Review: Johnnie Walker High Rye

One of the newest blends from Johnnie Walker is a platform for rye grain to shine. High Rye is made from a mash bill of 60% rye blended with whiskies from Cardhu, Cameronbridge, Teaninich, Caol Ila, Clynelish, and Glenkinchie. The whisky was aged in first fill and refill American oak casks.

Essentially, in this day and age, it’s Johnnie Walker’s homage to American and Canadian rye whiskey. And there’s nothing wrong with that. It’s certainly a great place to start for the American whiskey consumer looking to branch out to other whiskies.

Bottled at 45% abv, Johnnie Walker High Rye features vanilla and oak spice on the nose. A sweet, toasted rye grain note comes into play slowly. Taste-wise, those vanilla and toffee notes hit the palate first, followed by buttered rye toast and oak spice. Some mild fruity notes peek through every now and then. The finish is medium short and carries over that sweet and spicy profile. Interestingly, the sweetness (in the form of maple syrup) fades first, leaving behind a nice peppery note.

Johnnie Walker High Rye is an easy sipping, sweet & spicy whisky. It makes for a great Manhattan, but holds its own neat in a glass. At an SRP of $34.99, this one’s a no-brainer.
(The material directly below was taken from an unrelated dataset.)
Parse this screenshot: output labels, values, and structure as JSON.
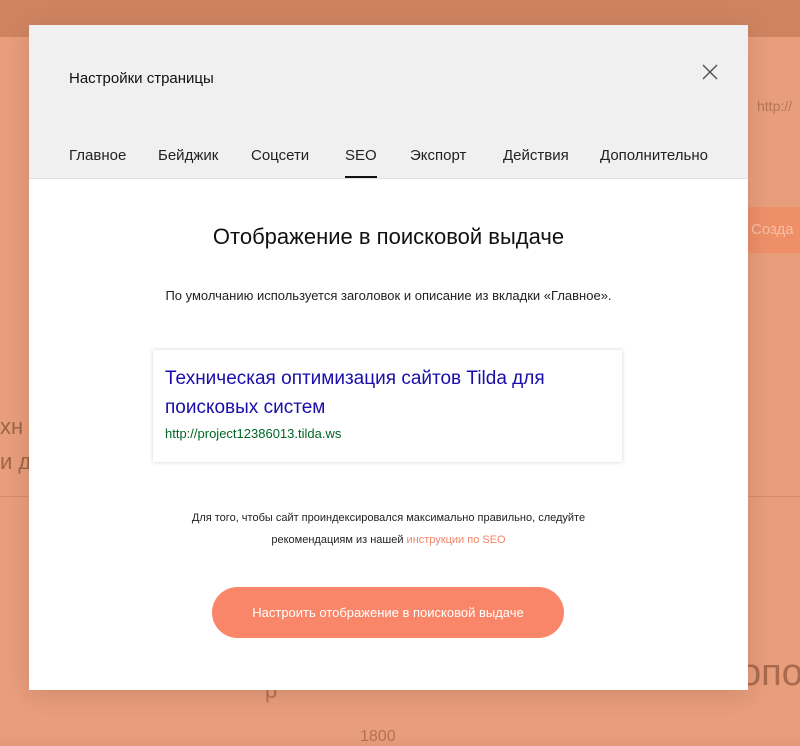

Thanks to Johnnie Walker for the sample. As always, all thoughts and opinions are my own.

Review: Benriach “The Thirty”

Photo courtesy of Benriach

Sitting atop Benriach’s core range is “The Thirty.” This crown jewel of a whisky is crafted from the distillery’s old peated whisky stock by their master blender Rachel Barrie. Bottled at 46% abv, “The Thirty” features a four-cask maturation: bourbon barrels, sherry casks, virgin oak casks, and port casks from Douro Valley. After three decades, the peaty character of the whisky mellows down into something elegant.

The nose features a lovely subdued smoke, so it’s nowhere near as prominent as say Benriach “The Smoky Ten.” Cocoa, fig, plum, and burnt orange peel round out this rich smelling whisky. Taste-wise, dark fruit and raisin form the foundation here, with oak spice and dark chocolate hitting the mid-palate. After three decades of maturation, a little leather pops up on the back of the palate. The finish is long, continuing with the dark fruit and elegant smoke profile.

Benriach “The Thirty” is quite the special pour. As old as the whisky is, there’s still a vibrancy that flows throughout. The depth of flavor is quite impressive, as is the decision to use port casks in the construction of this release. Highly recommended. $739.99

Thanks to Benriach for the sample. As always, all thoughts and opinions are my own.

Review: Benriach “The Twenty One” & “The Twenty Five”

Photo courtesy of Benriach

Now we’re getting into some serious whisky. Benriach’s ultra premium side of their core range includes a 21-, 25-, and 30-year old expression. Today, we’re focusing on the first two. Both expressions are bottled at 46% abv, which is a great proof to showcase the flavors and aromas better and yet still be very easily drinkable without adding water. Let’s jump in…

The Twenty One

This lovely beast sees a four-cask maturation: bourbon, sherry, virgin oak, and Bourdeaux red wine casks. Master Blender Rachel Barrie uses both Benriach’s unpeated and peated whisky to compose this orchestra of flavor. Those red wine casks really mingle well with Benriach’s style. The nose features hints of plum, oak spice, ripe orchard fruit, and smoked honey. The palate is reminiscent of fruit being grilled over a wood fire. Honey adds a little sweetness and richness, and a nice tobacco note leads into a long, hearty finish.

The combination of cask types, especially the addition of Bourdeaux red wine casks, really amp up the distillery’s signature fruity profile. This is a must-buy whisky at $199.99. Benriach has managed to craft an elegant, fruit-forward peated whisky that remains superbly balance and immensely delicious.

Photo courtesy of Benriach

The Twenty Five

Benriach “The Twenty Five” (and kudos for the direct, easy-to-remember names here) also utilizes a four cask maturation with sherry casks, bourbon barrels, virgin oak casks, and Madeira Island wine casks. The flavor profile here deepens a bit when compared to the 21-year-old expression. The nose features hints of nutty toffee, cocoa, baked orchard fruit, and some oak spice. Taste-wise, a wave of smoky caramel combines with baked apricot, baking spice, and toasted oak to produce a whisky I can best describe as f*cking delicious. A slight earthiness (tobacco leaf) shows up in the mid-palate to add even more to the cacophony of flavors. The finish is soft, but lingers for a while.

I’d call this a richer, darker, and nuttier version of Benriach. It drinks lower than its 46% abv proof, and each sip tempts you to keep the bottle nearby. It’s a really, really great whisky. Price-wise, at $349.99 it’s quite a jump compared to the 21-year-old’s bargain price. That said, tell me where else you’ll find a 25-year-old single malt for $350?